Attack Formation

G. Upton Prior
1891 Royal United Services Institution Journal  
View related articles ATTACK FORMATIOX. By Colonel G. U P T O s PIXOR, latc Commanding 2nd httalion Thc lioyal scots. PART I. 1s discussing tlic qucstion of an attack formation, it is not possiblc to (10 so without intreducing into tlic arguniciit tlic formations in voguc at the prcscnt time, :ind this I venturc to Lopc will bc considered :i good cnougli rcasoii for tlic prominent way in which thc attack forlliations laid d o~~ in tho prcscnt Ficld l~scrciso aro rncutioned. Tlioiigli it will bo
more » ... seen that tho criticisms aro not favourablc to thc formations tlienisclvcs, they are to tlic csccllcnt maxims laid clown in thc Field Excrcisc, on which thoso formations arc Lnscd. Tlicso niosims will IIC found in tlic chapter on Tactics of tlic Field Escrcise, Part G. Tlio formations arc only iiitroduccd as bcing the latest extant, and as the most coxivenicnt r a y of npproncliing a subject which, though looking simplc, is rcnlly difficult, justifying tho remark of Clnuwwitz that "cvcrythiiig in w a r is simple, but what is, simple is diliicult." As tlic Field Excrcisc is, I bclic~c, having n fow nltcrntions mndo, in it, nnd thc attack formation may, I presnmc, Lo looked upon as virtually dead, it will bc for tlic public good if v e use thcm as lesson for any fnturc formation, and thc prcscnt sccms a fnvournblc opportunity for any discussion on tlic subjcct. I would desirc to say how much I an1 indebted to thc " Letters" on Infantry, Artillcry, aud C:ivalry, Ly H.S.H. I'rinco Krnft zu IIolie:llohc-In,ncl[in,ncn, translatcd by Lied.-Coloncl Walford, ltoyal htillci=y. With these introductory remarks I will proeced with tLc nrgumcnt. Tho question of tlic forinntion most suitablc for infantry to adopt \vhen attacking lias always been of Tital importancc to tlic success of an arm>-. This formation has cvcr been a varjiiig one, depending chicfly on thc great factor of tho " arrns of tlic day " ; tlicrc wcrc dcnso masses in Continental armies and rigid lines in the English with un-rifIed :inns, and a gradual shaking out of such formations into firicr ones wlien. thesc arms improved. As tho Field Escrcisc of 1890 justly remarks, "Normal tactical formations liavc a real absolute x-:iluc, nnil wlien adapted to tlic configuration of tlic ground, and to the nature and condition of thc troops, seldom fail to iiinucnco

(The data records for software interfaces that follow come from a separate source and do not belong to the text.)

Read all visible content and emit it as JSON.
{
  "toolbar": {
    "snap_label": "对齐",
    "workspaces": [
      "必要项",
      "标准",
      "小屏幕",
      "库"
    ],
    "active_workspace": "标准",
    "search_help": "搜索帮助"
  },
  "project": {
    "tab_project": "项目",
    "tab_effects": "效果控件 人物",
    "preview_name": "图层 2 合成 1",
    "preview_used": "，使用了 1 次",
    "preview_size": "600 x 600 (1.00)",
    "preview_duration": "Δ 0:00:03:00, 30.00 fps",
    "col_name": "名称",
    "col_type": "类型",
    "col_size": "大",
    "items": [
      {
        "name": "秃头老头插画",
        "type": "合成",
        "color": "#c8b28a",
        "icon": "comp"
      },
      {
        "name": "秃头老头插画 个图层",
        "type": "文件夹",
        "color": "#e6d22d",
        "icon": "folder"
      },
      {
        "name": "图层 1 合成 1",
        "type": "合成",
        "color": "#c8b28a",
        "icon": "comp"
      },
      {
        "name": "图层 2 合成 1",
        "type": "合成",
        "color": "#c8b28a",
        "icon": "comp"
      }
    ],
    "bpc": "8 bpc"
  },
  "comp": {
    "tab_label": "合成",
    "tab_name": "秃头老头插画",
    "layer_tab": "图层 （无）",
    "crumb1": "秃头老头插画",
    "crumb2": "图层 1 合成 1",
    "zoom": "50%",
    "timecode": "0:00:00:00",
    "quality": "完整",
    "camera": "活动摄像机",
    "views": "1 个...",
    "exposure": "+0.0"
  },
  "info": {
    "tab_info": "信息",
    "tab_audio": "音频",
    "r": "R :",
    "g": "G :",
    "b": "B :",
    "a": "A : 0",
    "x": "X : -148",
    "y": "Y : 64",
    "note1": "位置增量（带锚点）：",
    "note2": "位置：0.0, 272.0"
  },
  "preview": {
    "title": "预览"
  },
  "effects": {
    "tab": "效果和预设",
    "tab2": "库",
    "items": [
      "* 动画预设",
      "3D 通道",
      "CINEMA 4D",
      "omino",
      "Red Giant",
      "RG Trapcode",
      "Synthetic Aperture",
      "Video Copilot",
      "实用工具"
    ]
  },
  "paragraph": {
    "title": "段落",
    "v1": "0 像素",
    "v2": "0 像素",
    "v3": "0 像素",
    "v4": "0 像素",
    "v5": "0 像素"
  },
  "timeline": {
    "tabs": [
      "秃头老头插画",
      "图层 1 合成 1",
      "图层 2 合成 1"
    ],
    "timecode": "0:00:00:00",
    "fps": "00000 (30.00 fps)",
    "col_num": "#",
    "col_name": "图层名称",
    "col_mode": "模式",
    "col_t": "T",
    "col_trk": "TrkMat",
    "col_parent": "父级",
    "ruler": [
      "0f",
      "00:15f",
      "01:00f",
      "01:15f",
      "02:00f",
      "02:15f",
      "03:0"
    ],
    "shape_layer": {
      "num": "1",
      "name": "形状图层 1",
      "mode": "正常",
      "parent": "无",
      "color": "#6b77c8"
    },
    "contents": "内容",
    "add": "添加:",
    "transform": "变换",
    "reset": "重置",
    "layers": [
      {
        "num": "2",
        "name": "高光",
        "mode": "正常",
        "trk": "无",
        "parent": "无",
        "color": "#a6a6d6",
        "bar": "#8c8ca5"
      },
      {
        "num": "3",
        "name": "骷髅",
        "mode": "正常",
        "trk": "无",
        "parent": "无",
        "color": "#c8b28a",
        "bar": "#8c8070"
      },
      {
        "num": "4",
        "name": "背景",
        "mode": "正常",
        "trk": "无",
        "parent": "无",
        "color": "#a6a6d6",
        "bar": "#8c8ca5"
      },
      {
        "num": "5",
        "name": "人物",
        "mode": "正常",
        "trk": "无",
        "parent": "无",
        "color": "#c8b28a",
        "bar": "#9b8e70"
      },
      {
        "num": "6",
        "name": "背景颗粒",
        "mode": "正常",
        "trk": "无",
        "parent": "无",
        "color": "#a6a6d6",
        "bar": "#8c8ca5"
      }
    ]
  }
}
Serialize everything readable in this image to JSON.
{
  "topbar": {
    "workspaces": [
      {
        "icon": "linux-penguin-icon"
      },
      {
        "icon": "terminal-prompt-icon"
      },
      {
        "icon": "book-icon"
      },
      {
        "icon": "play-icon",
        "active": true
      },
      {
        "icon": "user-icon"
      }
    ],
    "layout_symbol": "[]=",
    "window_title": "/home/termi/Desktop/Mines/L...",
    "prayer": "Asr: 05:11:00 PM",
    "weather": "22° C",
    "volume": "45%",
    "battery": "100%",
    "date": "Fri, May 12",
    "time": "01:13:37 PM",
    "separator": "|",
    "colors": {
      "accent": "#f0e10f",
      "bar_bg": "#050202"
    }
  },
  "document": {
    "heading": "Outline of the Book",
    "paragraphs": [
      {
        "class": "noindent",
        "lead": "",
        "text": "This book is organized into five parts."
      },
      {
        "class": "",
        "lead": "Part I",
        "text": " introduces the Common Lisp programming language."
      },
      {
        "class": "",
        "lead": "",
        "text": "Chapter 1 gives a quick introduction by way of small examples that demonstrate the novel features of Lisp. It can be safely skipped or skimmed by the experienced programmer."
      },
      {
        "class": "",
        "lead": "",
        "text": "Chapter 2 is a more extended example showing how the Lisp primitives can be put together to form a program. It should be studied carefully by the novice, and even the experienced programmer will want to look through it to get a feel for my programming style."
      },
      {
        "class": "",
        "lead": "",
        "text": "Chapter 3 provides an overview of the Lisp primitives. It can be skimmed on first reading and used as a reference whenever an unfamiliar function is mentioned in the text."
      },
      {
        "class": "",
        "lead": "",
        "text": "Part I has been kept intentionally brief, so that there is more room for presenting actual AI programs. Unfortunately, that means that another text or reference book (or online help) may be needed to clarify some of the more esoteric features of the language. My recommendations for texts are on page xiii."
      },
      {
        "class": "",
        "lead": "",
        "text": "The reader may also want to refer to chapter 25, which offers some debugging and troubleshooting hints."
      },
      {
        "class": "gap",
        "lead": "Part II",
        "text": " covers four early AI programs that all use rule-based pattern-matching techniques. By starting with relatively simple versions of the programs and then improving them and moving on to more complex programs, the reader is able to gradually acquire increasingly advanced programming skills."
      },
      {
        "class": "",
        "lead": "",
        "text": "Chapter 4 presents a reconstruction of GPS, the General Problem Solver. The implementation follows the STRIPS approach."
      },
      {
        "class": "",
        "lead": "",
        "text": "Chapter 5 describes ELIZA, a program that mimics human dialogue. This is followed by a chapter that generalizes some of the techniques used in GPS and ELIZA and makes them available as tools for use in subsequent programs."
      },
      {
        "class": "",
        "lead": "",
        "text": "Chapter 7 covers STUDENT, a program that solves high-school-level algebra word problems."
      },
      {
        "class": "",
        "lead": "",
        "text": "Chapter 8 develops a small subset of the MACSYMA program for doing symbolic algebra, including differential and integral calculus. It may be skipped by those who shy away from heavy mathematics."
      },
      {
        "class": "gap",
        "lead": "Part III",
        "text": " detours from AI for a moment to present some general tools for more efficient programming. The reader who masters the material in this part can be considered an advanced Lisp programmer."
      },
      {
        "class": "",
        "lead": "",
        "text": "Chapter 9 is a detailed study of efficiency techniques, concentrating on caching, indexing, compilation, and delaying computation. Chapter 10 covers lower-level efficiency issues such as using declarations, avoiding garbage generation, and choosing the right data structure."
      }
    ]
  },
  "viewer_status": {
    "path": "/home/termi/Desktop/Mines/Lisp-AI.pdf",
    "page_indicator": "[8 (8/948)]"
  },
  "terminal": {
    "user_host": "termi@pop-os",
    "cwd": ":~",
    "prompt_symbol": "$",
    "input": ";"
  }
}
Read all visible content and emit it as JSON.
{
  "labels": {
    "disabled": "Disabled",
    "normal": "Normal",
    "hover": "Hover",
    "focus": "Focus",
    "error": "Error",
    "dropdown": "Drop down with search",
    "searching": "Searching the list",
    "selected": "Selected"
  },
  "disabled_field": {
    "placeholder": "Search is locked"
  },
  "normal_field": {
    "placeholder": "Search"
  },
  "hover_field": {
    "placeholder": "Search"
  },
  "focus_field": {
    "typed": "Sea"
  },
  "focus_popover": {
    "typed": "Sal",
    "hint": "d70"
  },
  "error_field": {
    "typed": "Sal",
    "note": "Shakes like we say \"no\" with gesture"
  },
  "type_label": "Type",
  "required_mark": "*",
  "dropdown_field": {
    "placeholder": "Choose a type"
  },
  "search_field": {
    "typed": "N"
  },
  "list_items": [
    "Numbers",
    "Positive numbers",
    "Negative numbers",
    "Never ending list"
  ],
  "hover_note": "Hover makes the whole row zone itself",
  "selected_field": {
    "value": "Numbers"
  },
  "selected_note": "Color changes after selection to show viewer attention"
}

doi:10.1080/03071849109417295 fatcat:2pkefa6dl5dllpdjgg7ixhca4y